For instance, when Pips Fashion boutique was launched, VIP guests like the then Yang DiPertuan Besar of Negeri Sembilan, Tuanku Jaafar ibni Al-Marhum Tuanku Besar Burhanuddin and several state officers were ushered to the restaurant where fine dining was served. However, members of Pips, who attended the launch, were only invited to enjoy the banquet which was served at the Bistro, presumably at their own expenses.
See, Bryan claimed to have close connections to the Negeri Sembilan royalty and govt, which somewhat made him feel confident that his business would grow. But little did he know that while all this was happening, authorities in several states in the US had started investigating him and Pips Inc. And it was only a matter of time before local authorities like Bank Negara would also start its investigation into Pips Inc.
So, when he kinda realised that he was being investigated…
Bryan allegedly asked Bank Negara to investigate his own company for fraud?!
This may be why he decided to get Bank Negara’s help to investigate Pips Inc. for fraud when authorities from the US were starting to look into his company and were giving out several Cease and Desist orders. This order, which was issued from states like Missouri and Nebraska, would require Bryan to stop operating Pips Inc. as the scheme breach the laws in those states.
The logic here was that if Bank Negara found that his company did nothing wrong, he could get the US authorities off his back.
Initially, everything seemed to go as planned but Bank Negara eventually saw Pips Inc. as it was – a Ponzi scheme. Bank Negara eventually seized the couple’s personal and company assets for investigation. So, there goes Bryan and Phan’s business empire.
In 2006, Bryan and Phan were convicted of more than 48 counts of money-laundering, involving some RM34.2 million and for accepting money from 18 local depositors (Pips members) without a valid license. At the Sessions Court in Seremban, the couple were met with angry words from members of Pips.

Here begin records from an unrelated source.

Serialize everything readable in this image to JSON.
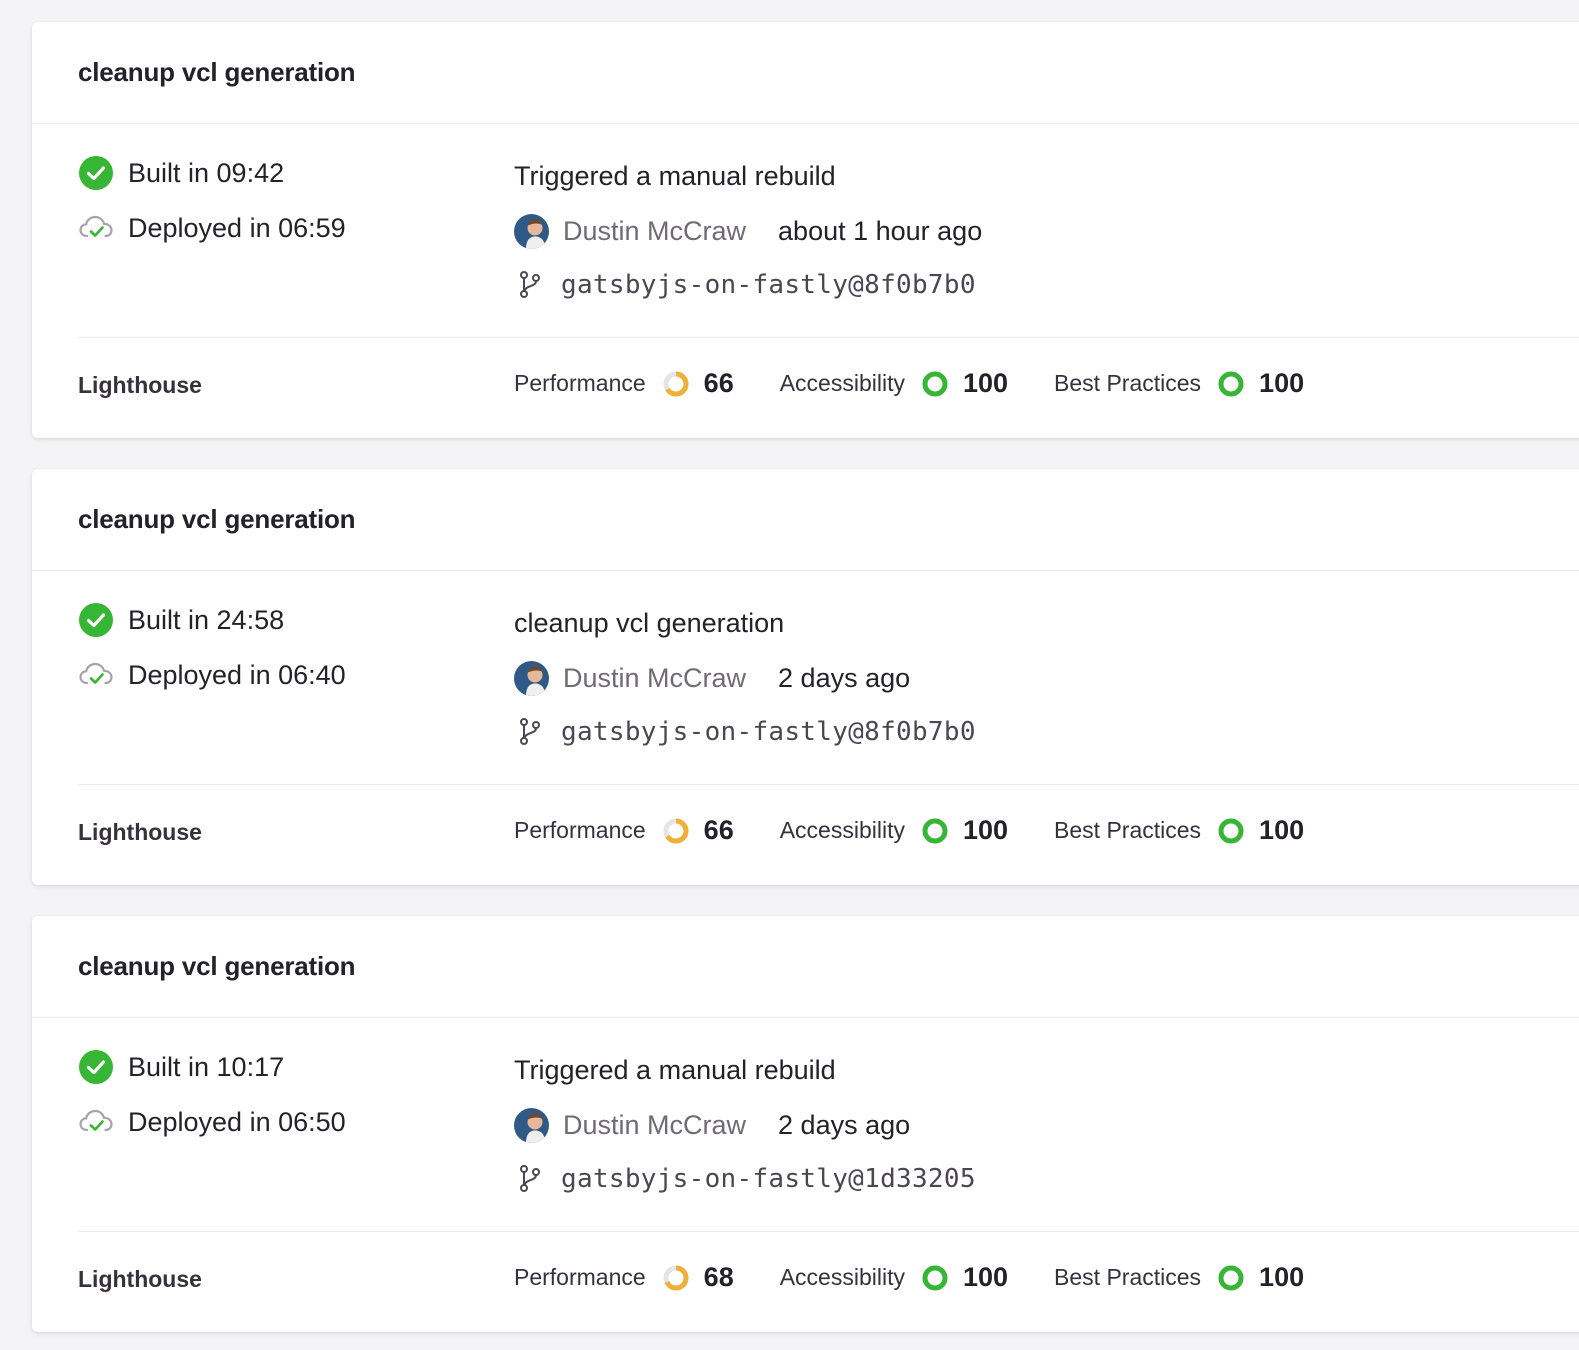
{
  "colors": {
    "success": "#37b635",
    "warning": "#f0b038",
    "gauge_track": "#e6e4ea"
  },
  "icons": {
    "built": "check-circle-icon",
    "deployed": "cloud-check-icon",
    "branch": "git-branch-icon",
    "avatar": "avatar"
  },
  "builds": [
    {
      "title": "cleanup vcl generation",
      "built": "Built in 09:42",
      "deployed": "Deployed in 06:59",
      "commit_message": "Triggered a manual rebuild",
      "author": "Dustin McCraw",
      "time_ago": "about 1 hour ago",
      "branch": "gatsbyjs-on-fastly@8f0b7b0",
      "lighthouse_label": "Lighthouse",
      "scores": [
        {
          "label": "Performance",
          "value": "66",
          "status": "warning"
        },
        {
          "label": "Accessibility",
          "value": "100",
          "status": "success"
        },
        {
          "label": "Best Practices",
          "value": "100",
          "status": "success"
        }
      ]
    },
    {
      "title": "cleanup vcl generation",
      "built": "Built in 24:58",
      "deployed": "Deployed in 06:40",
      "commit_message": "cleanup vcl generation",
      "author": "Dustin McCraw",
      "time_ago": "2 days ago",
      "branch": "gatsbyjs-on-fastly@8f0b7b0",
      "lighthouse_label": "Lighthouse",
      "scores": [
        {
          "label": "Performance",
          "value": "66",
          "status": "warning"
        },
        {
          "label": "Accessibility",
          "value": "100",
          "status": "success"
        },
        {
          "label": "Best Practices",
          "value": "100",
          "status": "success"
        }
      ]
    },
    {
      "title": "cleanup vcl generation",
      "built": "Built in 10:17",
      "deployed": "Deployed in 06:50",
      "commit_message": "Triggered a manual rebuild",
      "author": "Dustin McCraw",
      "time_ago": "2 days ago",
      "branch": "gatsbyjs-on-fastly@1d33205",
      "lighthouse_label": "Lighthouse",
      "scores": [
        {
          "label": "Performance",
          "value": "68",
          "status": "warning"
        },
        {
          "label": "Accessibility",
          "value": "100",
          "status": "success"
        },
        {
          "label": "Best Practices",
          "value": "100",
          "status": "success"
        }
      ]
    }
  ]
}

See, Bryan and Phan were initially allowed bail by the Sessions judge Mohd Zaki Abd Wahab but the deputy public prosecutor, Dzulkifli Ahmad proposed to increase the bail to RM1 billion in view of the seriousness of the offence and the amount involved. But Phan claimed that her and her husband’s personal assets had been frozen by Bank Negara for 12 months due to ongoing investigation.
“Your Honour, we are just trying to build our business and I was just giving moral support to my husband.” – Phan, as quoted from NST via Alaska Report.
But what we found out was how Phan was actively involved in the operations of Pips Inc. In fact, companies under Pips Inc. like Pips Bistro and Pips Fashion, which were said weren’t doing that well anyway, were all registered under Phan and her brother’s name.
In 2009, Bryan and Phan were eventually charged with money-laundering under the Anti-Money Laundering and Anti-Terrorism Financing Act 2001 and were sentenced to five years’ jail. By now, the couple would’ve completed their respective jail times but there were no further news on their whereabouts.
And tho most sites claimed that it would be impossible for victims of the scheme to get their money back, it seems as though there have been some victims who made third party claims on Pips Inc.’s seized assets. As of December 2010, the process to get victims back their money seems to be ongoing.
Fast forward to where we are now, it seems like nothing much has changed and that many people are still falling victim to online scams even though it appears in the form of a scheme like Pips. And that’s because people are generally just curious to know how to make fast and easy money. This is despite countless of online scam stories that were reported and we’ve covered.
See, online scams won’t be going anytime soon so it might be a good thing if you’re a bit skeptical on what you see online. You can check out ways to prevent yourself from becoming a victim to online scams here or what you should do if you became a victim (choi) of online scams here.